**WHAT THE TASK REQUIRES**
Could you print every record below exactly as written?

**SUPPLIED RECORDS**
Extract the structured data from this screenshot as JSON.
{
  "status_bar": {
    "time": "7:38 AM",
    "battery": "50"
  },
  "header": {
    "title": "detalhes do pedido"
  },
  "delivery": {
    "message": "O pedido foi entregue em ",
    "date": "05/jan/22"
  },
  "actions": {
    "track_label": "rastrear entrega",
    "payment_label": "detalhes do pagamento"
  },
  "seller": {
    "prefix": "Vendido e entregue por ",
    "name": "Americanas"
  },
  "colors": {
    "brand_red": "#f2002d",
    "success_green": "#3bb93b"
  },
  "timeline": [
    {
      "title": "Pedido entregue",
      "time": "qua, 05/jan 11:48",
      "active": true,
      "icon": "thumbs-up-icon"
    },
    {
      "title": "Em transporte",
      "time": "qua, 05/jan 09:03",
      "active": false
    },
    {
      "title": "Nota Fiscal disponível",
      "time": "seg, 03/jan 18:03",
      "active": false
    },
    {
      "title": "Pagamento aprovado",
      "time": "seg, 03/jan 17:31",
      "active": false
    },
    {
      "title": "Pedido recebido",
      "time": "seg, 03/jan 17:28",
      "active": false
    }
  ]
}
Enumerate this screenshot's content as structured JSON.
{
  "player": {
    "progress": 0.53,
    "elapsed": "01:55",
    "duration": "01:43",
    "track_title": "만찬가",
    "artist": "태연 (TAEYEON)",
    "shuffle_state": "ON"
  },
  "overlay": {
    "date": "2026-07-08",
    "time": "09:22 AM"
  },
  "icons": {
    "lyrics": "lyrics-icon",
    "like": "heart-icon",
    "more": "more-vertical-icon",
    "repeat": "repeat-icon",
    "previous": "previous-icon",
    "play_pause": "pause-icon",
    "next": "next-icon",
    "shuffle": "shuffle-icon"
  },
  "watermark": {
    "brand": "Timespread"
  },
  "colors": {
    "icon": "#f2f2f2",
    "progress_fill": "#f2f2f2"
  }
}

**RESULT OF THE TASK**
Extract the structured data from this screenshot as JSON.
{
  "status_bar": {
    "time": "7:38 AM",
    "battery": "50"
  },
  "header": {
    "title": "detalhes do pedido"
  },
  "delivery": {
    "message": "O pedido foi entregue em ",
    "date": "05/jan/22"
  },
  "actions": {
    "track_label": "rastrear entrega",
    "payment_label": "detalhes do pagamento"
  },
  "seller": {
    "prefix": "Vendido e entregue por ",
    "name": "Americanas"
  },
  "colors": {
    "brand_red": "#f2002d",
    "success_green": "#3bb93b"
  },
  "timeline": [
    {
      "title": "Pedido entregue",
      "time": "qua, 05/jan 11:48",
      "active": true,
      "icon": "thumbs-up-icon"
    },
    {
      "title": "Em transporte",
      "time": "qua, 05/jan 09:03",
      "active": false
    },
    {
      "title": "Nota Fiscal disponível",
      "time": "seg, 03/jan 18:03",
      "active": false
    },
    {
      "title": "Pagamento aprovado",
      "time": "seg, 03/jan 17:31",
      "active": false
    },
    {
      "title": "Pedido recebido",
      "time": "seg, 03/jan 17:28",
      "active": false
    }
  ]
}
Enumerate this screenshot's content as structured JSON.
{
  "player": {
    "progress": 0.53,
    "elapsed": "01:55",
    "duration": "01:43",
    "track_title": "만찬가",
    "artist": "태연 (TAEYEON)",
    "shuffle_state": "ON"
  },
  "overlay": {
    "date": "2026-07-08",
    "time": "09:22 AM"
  },
  "icons": {
    "lyrics": "lyrics-icon",
    "like": "heart-icon",
    "more": "more-vertical-icon",
    "repeat": "repeat-icon",
    "previous": "previous-icon",
    "play_pause": "pause-icon",
    "next": "next-icon",
    "shuffle": "shuffle-icon"
  },
  "watermark": {
    "brand": "Timespread"
  },
  "colors": {
    "icon": "#f2f2f2",
    "progress_fill": "#f2f2f2"
  }
}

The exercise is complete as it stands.